While full-time employees remain the strategic assets of the company and are considered as roles with better contracts, it doesn't mean that you shouldn't apply for contract roles. Your team and the complexity of projects would define your experience, not the job title and not the T&C of your contract. Check the full context of the role carefully before applying — the team and project you'll work with — this will bring the added value to your CV and eventually boost your career growth.

1. Job titles say nothing about the day-to-day job.

2. The role description is first, the job title is second. Know your vocabulary of roles.

3. If you want a broader scope, consider the startup roles. If a narrow scope — corporates.

4. Both Individual Contributors and Managers should get the work done. Either you lead the team or are in the field.

5. No matter your contract T&C, you can gain good experience with both full-time and contract roles.
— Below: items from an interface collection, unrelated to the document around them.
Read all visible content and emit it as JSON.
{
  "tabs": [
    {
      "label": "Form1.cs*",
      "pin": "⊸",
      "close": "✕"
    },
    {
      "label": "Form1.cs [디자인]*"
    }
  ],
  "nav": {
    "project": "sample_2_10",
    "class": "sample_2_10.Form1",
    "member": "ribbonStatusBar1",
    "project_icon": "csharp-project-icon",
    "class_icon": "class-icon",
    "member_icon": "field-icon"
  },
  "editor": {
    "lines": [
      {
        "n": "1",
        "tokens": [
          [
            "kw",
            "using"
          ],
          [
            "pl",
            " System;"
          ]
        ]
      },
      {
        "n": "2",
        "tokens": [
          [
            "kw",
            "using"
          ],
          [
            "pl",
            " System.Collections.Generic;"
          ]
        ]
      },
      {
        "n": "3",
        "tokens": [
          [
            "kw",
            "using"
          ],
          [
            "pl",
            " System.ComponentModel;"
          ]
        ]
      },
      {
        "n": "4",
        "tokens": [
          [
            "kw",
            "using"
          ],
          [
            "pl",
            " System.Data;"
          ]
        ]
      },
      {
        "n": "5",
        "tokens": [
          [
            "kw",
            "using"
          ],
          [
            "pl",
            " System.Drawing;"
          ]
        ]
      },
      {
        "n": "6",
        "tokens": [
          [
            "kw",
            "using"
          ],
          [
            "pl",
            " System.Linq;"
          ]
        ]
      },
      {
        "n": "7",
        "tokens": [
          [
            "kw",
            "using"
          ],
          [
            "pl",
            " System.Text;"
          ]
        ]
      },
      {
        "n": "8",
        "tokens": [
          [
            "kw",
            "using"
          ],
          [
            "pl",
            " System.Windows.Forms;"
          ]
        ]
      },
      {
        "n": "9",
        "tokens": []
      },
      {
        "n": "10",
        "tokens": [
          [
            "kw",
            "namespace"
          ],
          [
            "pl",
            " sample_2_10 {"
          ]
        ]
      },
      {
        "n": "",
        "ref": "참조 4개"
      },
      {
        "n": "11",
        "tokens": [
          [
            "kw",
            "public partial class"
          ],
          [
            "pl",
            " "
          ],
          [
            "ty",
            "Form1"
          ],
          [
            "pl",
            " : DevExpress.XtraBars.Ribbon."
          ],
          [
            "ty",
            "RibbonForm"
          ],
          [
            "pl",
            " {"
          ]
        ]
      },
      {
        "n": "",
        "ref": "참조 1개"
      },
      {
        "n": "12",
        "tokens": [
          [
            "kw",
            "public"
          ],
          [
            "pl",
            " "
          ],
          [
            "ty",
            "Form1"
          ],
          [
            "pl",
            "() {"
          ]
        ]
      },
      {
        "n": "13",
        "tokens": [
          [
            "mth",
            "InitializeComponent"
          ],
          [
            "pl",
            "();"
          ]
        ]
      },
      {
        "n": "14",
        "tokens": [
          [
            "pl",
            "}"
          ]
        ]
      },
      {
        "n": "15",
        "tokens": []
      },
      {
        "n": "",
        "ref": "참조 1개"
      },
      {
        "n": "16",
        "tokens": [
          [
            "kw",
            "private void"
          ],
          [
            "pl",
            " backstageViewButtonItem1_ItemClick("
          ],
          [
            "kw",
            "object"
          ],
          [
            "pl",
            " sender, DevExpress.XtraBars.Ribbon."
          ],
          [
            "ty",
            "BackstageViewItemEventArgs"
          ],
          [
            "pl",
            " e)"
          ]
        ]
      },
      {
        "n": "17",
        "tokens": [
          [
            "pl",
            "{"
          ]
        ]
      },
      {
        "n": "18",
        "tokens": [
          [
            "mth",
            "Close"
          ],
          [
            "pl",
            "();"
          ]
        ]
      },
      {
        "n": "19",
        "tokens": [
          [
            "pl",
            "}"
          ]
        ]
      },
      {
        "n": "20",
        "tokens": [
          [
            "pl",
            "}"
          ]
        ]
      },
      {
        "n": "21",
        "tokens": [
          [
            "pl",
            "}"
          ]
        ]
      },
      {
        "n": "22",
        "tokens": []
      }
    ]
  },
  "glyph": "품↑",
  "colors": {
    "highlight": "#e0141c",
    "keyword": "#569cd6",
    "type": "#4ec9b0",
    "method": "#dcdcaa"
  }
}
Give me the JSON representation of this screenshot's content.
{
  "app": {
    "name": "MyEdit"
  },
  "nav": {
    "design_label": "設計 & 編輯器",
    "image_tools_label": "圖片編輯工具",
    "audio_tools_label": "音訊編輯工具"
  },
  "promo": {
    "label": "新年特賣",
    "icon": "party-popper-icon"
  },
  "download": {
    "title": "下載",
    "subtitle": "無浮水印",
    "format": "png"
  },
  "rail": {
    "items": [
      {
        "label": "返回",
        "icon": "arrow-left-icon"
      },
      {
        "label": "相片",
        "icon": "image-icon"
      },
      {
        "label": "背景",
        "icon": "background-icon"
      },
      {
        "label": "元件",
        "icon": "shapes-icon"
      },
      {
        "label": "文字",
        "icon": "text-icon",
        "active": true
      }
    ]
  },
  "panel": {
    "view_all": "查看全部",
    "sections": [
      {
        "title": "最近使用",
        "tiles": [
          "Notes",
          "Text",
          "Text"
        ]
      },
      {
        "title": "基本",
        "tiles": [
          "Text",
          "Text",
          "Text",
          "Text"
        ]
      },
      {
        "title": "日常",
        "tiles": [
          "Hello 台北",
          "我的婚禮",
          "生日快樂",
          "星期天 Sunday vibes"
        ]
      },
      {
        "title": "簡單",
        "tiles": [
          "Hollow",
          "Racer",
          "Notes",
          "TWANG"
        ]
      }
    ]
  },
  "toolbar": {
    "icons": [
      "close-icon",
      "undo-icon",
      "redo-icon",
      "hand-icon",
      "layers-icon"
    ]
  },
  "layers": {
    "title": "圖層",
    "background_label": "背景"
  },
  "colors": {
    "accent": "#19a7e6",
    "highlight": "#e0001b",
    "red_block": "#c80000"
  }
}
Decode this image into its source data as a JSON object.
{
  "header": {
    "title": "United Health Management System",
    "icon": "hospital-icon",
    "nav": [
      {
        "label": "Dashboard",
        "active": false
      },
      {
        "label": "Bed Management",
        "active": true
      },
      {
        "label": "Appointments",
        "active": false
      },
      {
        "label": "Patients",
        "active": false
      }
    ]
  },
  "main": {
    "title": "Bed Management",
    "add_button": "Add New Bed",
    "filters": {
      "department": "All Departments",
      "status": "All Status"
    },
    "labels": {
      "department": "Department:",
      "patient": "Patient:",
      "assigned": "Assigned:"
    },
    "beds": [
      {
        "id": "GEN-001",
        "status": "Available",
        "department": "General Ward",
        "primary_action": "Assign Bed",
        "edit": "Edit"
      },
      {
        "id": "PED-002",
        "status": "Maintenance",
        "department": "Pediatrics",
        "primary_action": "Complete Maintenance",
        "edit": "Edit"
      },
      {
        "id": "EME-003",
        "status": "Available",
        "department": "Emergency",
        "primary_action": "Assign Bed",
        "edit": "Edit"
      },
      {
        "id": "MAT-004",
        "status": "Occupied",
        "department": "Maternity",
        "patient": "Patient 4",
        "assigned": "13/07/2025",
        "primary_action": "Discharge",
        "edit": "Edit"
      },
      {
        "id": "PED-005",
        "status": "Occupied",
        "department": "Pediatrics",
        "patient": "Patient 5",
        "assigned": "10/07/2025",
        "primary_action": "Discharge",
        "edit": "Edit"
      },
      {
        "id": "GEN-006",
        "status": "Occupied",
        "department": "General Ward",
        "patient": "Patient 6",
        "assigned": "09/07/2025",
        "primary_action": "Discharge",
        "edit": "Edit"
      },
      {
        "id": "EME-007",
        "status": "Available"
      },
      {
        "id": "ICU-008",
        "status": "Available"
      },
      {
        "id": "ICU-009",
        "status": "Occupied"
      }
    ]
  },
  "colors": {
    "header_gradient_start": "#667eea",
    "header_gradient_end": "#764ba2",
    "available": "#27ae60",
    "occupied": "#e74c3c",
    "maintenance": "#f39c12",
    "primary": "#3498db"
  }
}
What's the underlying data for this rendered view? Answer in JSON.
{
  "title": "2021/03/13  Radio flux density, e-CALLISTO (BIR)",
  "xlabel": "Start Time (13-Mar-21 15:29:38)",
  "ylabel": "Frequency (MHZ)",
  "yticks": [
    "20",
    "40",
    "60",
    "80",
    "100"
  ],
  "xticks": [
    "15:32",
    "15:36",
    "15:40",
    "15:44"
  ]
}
The project and the team you'll be working with - that's what matters.
Action items

1. Make a copy of My ideal role [Template].

2. Research job titles that match your ideal role. Define what you want to do. Google all possible job titles. Write them down.

3. Define essential criteria to narrow down your search by answering these questions:
- Do I want to have a narrow or broad scope of responsibilities?
- Do I want to lead people or be in the field?
- Does the contract T&C matter for me? What are my essential needs?

In the next chapter, you'll find the resources brocked down by the company's stage of growth. You should shortlist all roles from companies that match your criteria and add them to your Application Pipeline.